New Core Holdings
At the heart of our Fund is a core of relatively short duration corporate bonds that we believe to have attractive risk/reward characteristics. In this category we made some significant additions in March. We added a position in the 2019 and 2020 zero coupon convertible bonds issued by Restoration Hardware. We like the low cost innovation that Restoration Hardware has brought to the higher end of the home furnishings market in North America and believe that, despite a slowdown in growth, the company is poised to compete effectively in this segment for many years to come. We view the recent yield blowout to more than 7% to be a function of the transition from equity-focused holders to credit-focused holders of these well-covered, but busted, convertible bonds.
During the month we also added to our position in short duration Corning bonds. The 2% yield on the November 2017 maturity is hardly exciting on an absolute basis, but for strong investment-grade credit maturing in less than two years, the bond represents excellent risk-adjusted return potential.
The Bargains of Third Avenue
Another area where we have added weight has been in one of the most distressed corners of the credit market, the oil and gas sector. While commodity prices have come down significantly, the degree to which entire capital structures have been repriced lower is quite remarkable. We believe the collapse of the Third Avenue Focused Credit Fund in late 2015, and the related panic of redemptions across the broader distressed credit sector created an attractive and asymmetric risk/reward environment for freshly deployed capital in this area.

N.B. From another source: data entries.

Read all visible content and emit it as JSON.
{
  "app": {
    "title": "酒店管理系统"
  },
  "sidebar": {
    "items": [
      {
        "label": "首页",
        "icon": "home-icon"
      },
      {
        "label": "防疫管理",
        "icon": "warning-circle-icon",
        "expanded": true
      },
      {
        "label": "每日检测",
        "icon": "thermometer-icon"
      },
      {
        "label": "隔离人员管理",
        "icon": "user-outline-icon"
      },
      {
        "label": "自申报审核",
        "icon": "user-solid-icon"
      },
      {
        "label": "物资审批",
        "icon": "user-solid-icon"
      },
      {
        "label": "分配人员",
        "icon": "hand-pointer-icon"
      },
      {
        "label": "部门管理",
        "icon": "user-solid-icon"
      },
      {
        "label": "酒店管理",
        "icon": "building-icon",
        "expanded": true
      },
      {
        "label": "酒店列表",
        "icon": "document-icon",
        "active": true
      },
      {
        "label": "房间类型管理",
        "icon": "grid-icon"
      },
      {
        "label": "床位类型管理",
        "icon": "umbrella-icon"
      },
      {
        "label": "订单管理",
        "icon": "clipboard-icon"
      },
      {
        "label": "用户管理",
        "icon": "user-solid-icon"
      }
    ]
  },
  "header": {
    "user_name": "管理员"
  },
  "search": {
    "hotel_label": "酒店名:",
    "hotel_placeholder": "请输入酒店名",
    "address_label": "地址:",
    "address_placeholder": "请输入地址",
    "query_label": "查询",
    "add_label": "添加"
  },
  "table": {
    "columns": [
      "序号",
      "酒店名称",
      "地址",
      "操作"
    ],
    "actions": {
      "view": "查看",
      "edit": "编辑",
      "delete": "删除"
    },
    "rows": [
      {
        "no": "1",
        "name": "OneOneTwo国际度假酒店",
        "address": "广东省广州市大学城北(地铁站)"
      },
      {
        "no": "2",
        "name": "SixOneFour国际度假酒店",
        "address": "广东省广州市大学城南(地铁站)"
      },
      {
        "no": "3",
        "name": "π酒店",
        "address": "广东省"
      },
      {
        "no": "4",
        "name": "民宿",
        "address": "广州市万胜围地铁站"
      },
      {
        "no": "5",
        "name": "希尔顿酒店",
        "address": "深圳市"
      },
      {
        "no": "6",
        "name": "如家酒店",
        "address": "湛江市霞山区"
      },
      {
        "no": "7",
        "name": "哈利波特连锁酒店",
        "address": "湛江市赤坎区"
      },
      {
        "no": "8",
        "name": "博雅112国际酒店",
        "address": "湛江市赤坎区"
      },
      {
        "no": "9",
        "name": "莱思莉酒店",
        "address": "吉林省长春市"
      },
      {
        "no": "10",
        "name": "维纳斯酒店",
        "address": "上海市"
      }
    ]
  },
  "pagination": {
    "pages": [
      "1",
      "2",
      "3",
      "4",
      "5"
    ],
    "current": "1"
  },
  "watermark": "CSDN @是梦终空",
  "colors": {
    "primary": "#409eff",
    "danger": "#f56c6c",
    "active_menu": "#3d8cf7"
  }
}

Our analysis of a broad set of opportunities has thus far led us to make three investments in second lien bonds of three US-based energy companies: the 8% second lien notes of Chesapeake Energy, the 8¾% second lien notes of Sandridge Energy, and the 11% second lien notes of Energy XXI. We sold these same Energy XXI notes from the Fund back in September of 2015 at a level just above 60% of face value. We continued to follow developments with the company and believe that our repurchase of a significantly larger face value position in March at a cost of less than 12% of face value was done with enormous valuation coverage when considering the likely value of the company’s assets in liquidation.
Taking these three companies in combination, their total enterprise value was in excess of $40B in 2014. Our investment in the second liens is based on our belief that the assets of these companies is worth at least $2B in liquidation. To the extent that bankruptcy is avoided or that liquidation yields higher proceeds, we stand to make quite a strong return on our invested capital.
Our weight in this area is less than five per cent of the Fund’s cost basis. Although we believe the valuation to be compelling, we need to balance the strong potential return against the illiquidity of these instruments and their likely volatility that will come with tough headlines and sentiment changes as the restructuring of the companies proceeds. We would not be buyers of the equities of these issuers as we expect workouts to occur through the next couple of years which could cancel equity values.
The Fund yield to maturity at March 31 was 6.7% with current yield of 5.7% and average duration of maturity-based instruments of 2.4 years. There is a 3% weight in distressed securities purchased for workout value whose notional yield is not included in the foregoing calculation. Cash represented 13% of the total portfolio at March 31, although this level has declined somewhat in early April.
* F Class